- Sir Launcelot’s answer to Sir Tarquine’s questions about his identity. If the selection is read individually, the instructor should instruct students to focus their thinking on the four ideas above as they read, marking the chart created earlier as they read.
Class discussion focus: Review student responses to the four previous questions and then develop class answers to the following:
- Is Sir Launcelot a hero according the chivalric code? Why or why not?
- How does Launcelot repay the noblewoman who releases him from the four queens?
- Why does Launcelot fight Tarquine?
- What elements of advocacy, altruism, enlightened self-interest, egoism do you see?
In small diverse groups, appropriate to class size, students will create a short, theatrical scene for class presentation. Each presentation will be three to five minutes in duration, involving an imaginary meeting between a character from one of the Greek myths studied in Lesson One: “What Is a Hero?” Heroism in Greek Mythology and one from Arthurian legend. The subject matter must portray a problem or current issue. Students are to create dialogue with action illustrating the qualities of each character, but making clear contrast between them. (As an example: Odysseus and Launcelot are each driving into the parking lot at Wal-Mart at the same time. Wal-Mart is holding a huge sale and the parking lot is full. Both Odysseus and Launcelot attempt to pull into the only parking space left in the lot. How will each of these characters deal with this situation? Odysseus may be loud and boastful, demanding his due as King of Ithaca. Launcelot may remind Odysseus that honor dictates that Odysseus yield the parking space to him.) The conflict may be resolved in the simulation of a physical confrontation, but the verbal interaction between the characters should illustrate how each is viewed heroically within their cultures.
Students should be given adequate class time to create and rehearse their scenes, with each participant writing his or her portion of the script on 3 x 5 note cards they can refer to during performance. At least one class period will be required for the performance of the scenes on completion.

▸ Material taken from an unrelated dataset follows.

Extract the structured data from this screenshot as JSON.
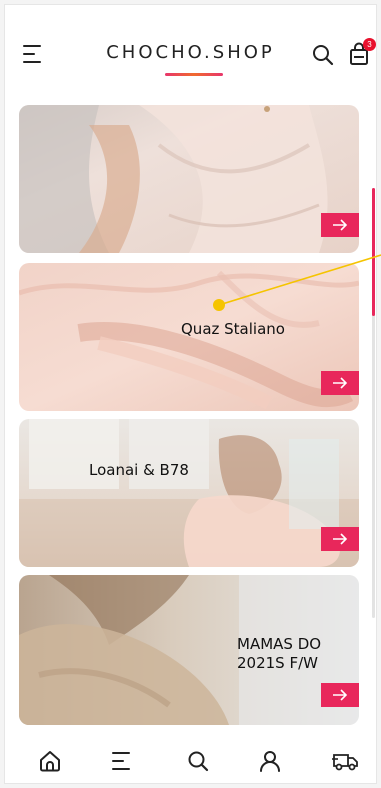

Students should be instructed that they will be graded on both their interaction within their groups and an interview with the instructor to determine what they’ve learned in this lesson, not on the quality of their performance.
The following one-to one assessment procedure is recommended for class sizes with enrollment of twenty-students or less. For class sizes above twenty, have students respond in writing to the questions in one class period and evaluate as an exam. Students will be assessed on their interaction in the groups and individual interviews with the instructor, based on the rubric. (See Attachment Three: Assessment Rubric for Individual Interviews and Group Interaction.) Student learning will be assessed through the interview process. Some of the questions the instructor might ask to evaluate the student’s involvement and understanding might be: “What is the chivalric code? How are the heroes of Greek myth and Arthurian legend alike? How are the heroes of Greek myth and Arthurian legend different? Who was Sir Tarquine, and how was he important in the story we’ve just read?” Each student is to be asked the same questions. The interview process itself will take place during class sessions while the remainder of the class is engaged in script creation. Allowing three to five minutes per interview will require a minimum of one complete class period. The need to monitor group interaction, as well as perform the evaluation interviews, will dictate the pace and timing of both the assessment and performance portions of the lesson. Additional evaluation tools are: teacher-constructed quiz or test on reading content, evaluation of Attachment Two, class discussion and participation and completion of the School/Home Connection.